FINRA has reprimanded a broker who allegedly made unsuitable recommendations in unit investment trusts while employed at Huntington National Bank, the regulator said.
Richard Graham was suspended for two months, fined $10,000 and ordered to disgorge more than $3,500 in commissions he received, according to a document FINRA filed last week.
Graham worked for Huntington in Lafayette, Indiana. He is the third rep from Huntington since December to run into trouble for alleged aggressive selling of unit investment trusts to customers.
FINRA rebuked Graham for recommending that a non-native English-speaking couple invest $350,000 —the bulk of their net worth — in two unit investment trusts in November and December 2012. A year later, the muni bond investments had fallen almost 23% in value, according to FINRA.
“Placing 94% of their net worth in an investment that employed leverage, included non-investment grade securities, and could lose a large amount of principal in a short time period was unsuitable,” FINRA asserted.
The couple had a conservative risk profile and were planning to retire within 10 years, FINRA said.
Graham, who now works as a real estate broker in Indianapolis, declined to comment through his attorney, Keith Griffin of Griffin Law Firm in Indiana.
FINRA also scolded Graham for selling an elderly customer three unit investment trusts totaling $259,000, or nearly half of her net worth, according to FINRA’s filing. When the customer sold the investments six months later, they had dropped more than $29,000, or 11.4%, in value, FINRA said. The elderly woman bought the unit investment trusts in April and May 2013.

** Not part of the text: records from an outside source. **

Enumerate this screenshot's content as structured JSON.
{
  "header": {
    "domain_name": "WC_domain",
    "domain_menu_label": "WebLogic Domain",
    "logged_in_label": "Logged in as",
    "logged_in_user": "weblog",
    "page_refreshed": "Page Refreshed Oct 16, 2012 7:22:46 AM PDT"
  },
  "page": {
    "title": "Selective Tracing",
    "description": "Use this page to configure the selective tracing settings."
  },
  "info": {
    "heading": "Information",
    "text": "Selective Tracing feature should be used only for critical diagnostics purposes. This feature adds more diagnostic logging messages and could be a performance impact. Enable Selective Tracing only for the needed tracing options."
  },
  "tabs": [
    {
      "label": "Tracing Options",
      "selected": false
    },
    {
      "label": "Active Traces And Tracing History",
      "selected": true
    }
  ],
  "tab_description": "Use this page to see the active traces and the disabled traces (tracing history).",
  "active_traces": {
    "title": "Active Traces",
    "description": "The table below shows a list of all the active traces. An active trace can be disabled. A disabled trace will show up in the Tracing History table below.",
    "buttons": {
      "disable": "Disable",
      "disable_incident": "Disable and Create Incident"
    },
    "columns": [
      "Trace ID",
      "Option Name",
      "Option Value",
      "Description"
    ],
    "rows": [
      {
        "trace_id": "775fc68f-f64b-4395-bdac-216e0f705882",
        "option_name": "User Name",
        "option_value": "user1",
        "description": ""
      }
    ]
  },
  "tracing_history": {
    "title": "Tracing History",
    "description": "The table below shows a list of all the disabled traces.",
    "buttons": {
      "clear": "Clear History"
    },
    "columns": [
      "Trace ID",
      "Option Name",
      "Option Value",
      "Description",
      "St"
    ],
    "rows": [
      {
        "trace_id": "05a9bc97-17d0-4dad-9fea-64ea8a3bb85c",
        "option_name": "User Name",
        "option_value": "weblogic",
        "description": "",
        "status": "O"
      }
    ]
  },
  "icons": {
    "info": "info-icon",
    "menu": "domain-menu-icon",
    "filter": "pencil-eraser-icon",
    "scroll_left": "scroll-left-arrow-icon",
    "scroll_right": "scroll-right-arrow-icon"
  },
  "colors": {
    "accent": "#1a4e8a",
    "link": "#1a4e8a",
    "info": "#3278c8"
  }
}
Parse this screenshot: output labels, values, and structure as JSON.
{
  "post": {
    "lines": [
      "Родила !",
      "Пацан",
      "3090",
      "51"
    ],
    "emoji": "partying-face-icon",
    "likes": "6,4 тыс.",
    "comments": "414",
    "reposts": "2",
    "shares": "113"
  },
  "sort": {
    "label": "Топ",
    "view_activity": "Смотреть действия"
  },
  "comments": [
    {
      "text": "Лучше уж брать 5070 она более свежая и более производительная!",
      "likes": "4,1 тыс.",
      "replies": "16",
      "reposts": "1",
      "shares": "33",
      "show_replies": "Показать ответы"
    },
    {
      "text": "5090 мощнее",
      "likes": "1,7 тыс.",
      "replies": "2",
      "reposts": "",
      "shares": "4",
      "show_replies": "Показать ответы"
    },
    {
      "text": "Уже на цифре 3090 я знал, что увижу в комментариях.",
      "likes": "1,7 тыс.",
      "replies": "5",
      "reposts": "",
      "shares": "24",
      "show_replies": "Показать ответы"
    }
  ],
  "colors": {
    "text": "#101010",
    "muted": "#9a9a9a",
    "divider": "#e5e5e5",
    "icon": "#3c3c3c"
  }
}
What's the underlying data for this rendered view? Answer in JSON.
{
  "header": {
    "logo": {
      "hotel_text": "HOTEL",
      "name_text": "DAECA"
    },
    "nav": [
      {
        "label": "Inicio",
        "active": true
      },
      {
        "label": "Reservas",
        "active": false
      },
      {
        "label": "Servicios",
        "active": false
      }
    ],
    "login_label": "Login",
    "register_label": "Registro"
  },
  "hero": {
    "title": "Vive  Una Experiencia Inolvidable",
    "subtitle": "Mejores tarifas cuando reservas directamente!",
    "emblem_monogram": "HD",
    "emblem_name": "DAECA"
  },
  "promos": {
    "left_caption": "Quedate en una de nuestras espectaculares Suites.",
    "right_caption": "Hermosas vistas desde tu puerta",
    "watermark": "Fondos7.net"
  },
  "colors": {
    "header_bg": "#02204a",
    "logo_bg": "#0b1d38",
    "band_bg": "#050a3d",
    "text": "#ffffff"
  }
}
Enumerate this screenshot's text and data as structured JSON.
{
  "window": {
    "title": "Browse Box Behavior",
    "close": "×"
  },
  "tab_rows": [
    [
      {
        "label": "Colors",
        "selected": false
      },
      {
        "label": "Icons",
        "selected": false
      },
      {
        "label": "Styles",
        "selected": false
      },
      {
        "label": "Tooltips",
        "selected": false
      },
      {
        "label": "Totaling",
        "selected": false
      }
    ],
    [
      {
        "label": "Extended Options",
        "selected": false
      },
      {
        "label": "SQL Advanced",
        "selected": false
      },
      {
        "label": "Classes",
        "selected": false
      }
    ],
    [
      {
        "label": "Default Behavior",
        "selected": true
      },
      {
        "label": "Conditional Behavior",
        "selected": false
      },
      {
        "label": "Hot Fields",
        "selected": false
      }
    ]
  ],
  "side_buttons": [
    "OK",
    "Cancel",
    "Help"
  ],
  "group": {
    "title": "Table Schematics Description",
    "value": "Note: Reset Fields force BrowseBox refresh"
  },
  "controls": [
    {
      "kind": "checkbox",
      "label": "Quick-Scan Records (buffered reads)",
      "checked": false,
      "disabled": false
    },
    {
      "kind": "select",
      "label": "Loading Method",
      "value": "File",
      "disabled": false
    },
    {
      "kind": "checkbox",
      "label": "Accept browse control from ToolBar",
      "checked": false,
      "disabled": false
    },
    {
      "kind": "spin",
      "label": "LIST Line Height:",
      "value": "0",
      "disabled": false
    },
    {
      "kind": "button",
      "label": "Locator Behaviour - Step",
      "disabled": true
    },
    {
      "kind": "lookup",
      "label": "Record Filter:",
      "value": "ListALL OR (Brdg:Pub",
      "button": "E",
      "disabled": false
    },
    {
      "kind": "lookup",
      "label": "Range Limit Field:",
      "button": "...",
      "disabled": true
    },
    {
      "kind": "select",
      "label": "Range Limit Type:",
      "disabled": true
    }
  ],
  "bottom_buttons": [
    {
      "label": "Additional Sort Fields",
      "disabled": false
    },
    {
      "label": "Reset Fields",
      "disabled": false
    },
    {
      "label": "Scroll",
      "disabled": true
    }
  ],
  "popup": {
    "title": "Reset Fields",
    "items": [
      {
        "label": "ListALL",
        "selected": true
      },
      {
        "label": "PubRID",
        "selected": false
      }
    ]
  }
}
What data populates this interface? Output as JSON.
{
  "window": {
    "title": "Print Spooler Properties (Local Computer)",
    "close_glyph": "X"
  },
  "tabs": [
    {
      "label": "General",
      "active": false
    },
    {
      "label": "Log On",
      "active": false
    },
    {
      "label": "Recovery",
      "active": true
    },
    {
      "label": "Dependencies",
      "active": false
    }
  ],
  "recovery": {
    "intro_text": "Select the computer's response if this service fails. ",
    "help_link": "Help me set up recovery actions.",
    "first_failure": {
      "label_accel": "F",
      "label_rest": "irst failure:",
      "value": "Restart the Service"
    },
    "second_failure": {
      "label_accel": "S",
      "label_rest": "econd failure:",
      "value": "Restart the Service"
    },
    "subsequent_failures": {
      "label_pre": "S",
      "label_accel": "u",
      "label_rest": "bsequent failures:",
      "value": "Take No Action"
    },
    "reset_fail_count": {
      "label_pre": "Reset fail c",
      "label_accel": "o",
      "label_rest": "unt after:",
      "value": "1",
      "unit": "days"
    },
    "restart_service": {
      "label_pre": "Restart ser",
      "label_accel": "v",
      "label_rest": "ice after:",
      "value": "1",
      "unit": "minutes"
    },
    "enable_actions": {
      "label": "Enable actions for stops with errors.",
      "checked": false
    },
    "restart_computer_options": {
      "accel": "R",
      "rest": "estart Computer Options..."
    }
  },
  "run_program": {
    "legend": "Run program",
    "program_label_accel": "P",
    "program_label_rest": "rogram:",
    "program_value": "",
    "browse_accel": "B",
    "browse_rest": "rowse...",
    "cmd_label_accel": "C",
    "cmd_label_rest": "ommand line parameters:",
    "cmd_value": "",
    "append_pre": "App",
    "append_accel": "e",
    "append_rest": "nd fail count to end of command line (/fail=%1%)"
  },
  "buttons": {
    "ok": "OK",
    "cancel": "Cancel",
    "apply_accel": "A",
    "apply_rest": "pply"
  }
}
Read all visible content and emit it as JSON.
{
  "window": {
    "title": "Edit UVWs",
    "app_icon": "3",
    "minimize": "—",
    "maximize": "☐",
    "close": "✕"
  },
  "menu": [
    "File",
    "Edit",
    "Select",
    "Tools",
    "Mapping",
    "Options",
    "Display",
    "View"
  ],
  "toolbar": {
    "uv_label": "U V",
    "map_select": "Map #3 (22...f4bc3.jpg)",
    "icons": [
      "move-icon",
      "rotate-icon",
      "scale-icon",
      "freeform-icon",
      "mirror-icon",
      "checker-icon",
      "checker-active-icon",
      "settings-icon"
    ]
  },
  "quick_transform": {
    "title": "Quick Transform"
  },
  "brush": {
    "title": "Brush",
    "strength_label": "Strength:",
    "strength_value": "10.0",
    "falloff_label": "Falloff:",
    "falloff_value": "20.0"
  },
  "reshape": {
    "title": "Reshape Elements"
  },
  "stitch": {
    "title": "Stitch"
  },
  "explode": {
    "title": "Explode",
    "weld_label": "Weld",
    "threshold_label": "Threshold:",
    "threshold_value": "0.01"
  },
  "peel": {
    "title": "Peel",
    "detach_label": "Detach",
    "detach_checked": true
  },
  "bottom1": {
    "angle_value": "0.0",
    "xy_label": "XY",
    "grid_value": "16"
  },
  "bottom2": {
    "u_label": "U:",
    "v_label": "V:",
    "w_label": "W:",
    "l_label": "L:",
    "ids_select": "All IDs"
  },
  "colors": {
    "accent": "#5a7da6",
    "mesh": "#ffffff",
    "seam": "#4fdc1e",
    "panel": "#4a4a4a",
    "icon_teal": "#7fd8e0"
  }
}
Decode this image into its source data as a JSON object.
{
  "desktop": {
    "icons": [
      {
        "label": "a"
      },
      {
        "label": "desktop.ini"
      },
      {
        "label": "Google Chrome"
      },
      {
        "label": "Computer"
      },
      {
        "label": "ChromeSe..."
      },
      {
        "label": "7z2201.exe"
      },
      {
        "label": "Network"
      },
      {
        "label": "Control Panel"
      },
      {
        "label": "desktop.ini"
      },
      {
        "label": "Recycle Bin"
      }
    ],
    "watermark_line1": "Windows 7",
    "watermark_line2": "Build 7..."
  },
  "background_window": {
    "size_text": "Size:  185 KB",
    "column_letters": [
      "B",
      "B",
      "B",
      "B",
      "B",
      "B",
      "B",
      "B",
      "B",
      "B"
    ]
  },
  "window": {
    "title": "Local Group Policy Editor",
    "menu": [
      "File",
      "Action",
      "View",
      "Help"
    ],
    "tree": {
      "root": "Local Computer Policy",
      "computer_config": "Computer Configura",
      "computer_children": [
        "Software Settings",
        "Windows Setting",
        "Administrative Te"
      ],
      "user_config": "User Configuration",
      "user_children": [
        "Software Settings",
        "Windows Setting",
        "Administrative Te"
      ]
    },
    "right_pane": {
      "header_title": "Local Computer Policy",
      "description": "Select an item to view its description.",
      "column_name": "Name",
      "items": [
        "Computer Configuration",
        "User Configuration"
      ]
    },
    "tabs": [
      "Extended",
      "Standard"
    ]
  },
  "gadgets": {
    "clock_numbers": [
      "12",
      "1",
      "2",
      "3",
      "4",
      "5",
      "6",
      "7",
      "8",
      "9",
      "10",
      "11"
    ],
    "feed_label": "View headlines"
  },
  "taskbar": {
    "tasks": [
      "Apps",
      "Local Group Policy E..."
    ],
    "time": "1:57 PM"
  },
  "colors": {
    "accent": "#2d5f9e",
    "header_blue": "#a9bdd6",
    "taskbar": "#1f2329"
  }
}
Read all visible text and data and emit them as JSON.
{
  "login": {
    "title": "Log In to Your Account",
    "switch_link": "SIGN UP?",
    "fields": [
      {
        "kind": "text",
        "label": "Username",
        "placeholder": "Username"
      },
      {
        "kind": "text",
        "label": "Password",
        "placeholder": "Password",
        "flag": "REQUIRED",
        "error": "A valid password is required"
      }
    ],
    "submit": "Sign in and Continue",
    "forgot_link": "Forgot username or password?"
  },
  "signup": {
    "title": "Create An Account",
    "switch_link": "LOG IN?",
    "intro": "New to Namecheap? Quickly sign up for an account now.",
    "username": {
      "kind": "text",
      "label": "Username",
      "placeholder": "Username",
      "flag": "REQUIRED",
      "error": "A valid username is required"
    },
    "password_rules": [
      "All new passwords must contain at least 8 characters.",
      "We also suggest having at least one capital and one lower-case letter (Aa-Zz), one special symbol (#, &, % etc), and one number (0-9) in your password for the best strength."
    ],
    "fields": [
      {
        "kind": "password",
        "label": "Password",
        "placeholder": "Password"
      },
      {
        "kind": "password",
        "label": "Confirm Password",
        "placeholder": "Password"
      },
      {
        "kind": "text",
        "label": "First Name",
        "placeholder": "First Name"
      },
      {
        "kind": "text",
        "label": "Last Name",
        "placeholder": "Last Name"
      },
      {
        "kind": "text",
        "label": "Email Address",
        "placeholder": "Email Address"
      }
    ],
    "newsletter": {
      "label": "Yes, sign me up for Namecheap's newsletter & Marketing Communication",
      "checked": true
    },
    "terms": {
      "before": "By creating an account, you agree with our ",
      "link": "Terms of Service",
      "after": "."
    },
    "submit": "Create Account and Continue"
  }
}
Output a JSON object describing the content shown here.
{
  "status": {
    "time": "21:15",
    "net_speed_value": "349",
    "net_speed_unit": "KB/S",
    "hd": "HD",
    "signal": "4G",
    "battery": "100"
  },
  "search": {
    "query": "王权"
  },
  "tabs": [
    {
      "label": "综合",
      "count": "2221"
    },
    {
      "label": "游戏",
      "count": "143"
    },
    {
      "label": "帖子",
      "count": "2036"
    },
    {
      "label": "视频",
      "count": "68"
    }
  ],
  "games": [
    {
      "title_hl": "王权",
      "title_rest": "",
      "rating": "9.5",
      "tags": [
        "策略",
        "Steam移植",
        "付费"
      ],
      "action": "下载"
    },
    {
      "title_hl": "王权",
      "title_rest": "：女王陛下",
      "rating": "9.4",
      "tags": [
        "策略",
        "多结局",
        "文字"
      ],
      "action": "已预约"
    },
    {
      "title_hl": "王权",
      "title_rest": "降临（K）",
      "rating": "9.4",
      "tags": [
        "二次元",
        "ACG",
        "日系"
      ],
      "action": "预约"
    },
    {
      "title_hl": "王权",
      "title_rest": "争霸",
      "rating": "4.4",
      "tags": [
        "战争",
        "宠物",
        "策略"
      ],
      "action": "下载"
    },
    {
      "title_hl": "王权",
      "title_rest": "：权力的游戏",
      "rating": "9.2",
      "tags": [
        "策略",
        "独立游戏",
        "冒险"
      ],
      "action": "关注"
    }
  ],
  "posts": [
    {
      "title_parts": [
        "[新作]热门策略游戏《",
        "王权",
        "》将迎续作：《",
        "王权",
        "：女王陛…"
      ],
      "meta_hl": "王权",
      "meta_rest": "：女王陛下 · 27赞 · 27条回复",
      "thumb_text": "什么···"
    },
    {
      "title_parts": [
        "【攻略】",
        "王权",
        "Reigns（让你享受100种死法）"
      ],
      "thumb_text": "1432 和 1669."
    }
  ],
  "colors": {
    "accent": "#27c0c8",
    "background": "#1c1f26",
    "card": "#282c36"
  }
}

“Recommending that a 98-year-old customer with a moderately conservative risk tolerance invest 42% of her net worth in a single product that employed leverage and could sustain substantial losses in a short time period was not suitable,” FINRA charged.
In his settlement with FINRA, Graham neither admitted nor denied the charges, but consented to an entry of FINRA’s findings. He worked for Huntington from June 2005 to July 2013, when he joined J.P. Morgan Chase, according to his BrokerCheck report. He left J.P. Morgan last month.
Glen Zehr, a spokesman for Huntington, had no comment, nor did Michael Fusco, a spokesman for Chase Wealth Management.
Graham’s suspension follows two other FINRA disciplinary actions against former Huntington reps for alleged misconduct related to unit investment trusts. In May, David Michael Miller was barred from the industry and ordered to pay more than $800,000 in restitution and disgorgement for allegedly making unsuitable recommendations of the products. The other rep, Jeffrey Rittberger, was suspended for 45 days and fined $10,000 last December for purportedly making unsuitable recommendations in municipal unit investment trusts.
FINRA blasted the former rep for allegedly making unsuitable recommendations in unit investment trusts that cost customers more than $1 million in losses.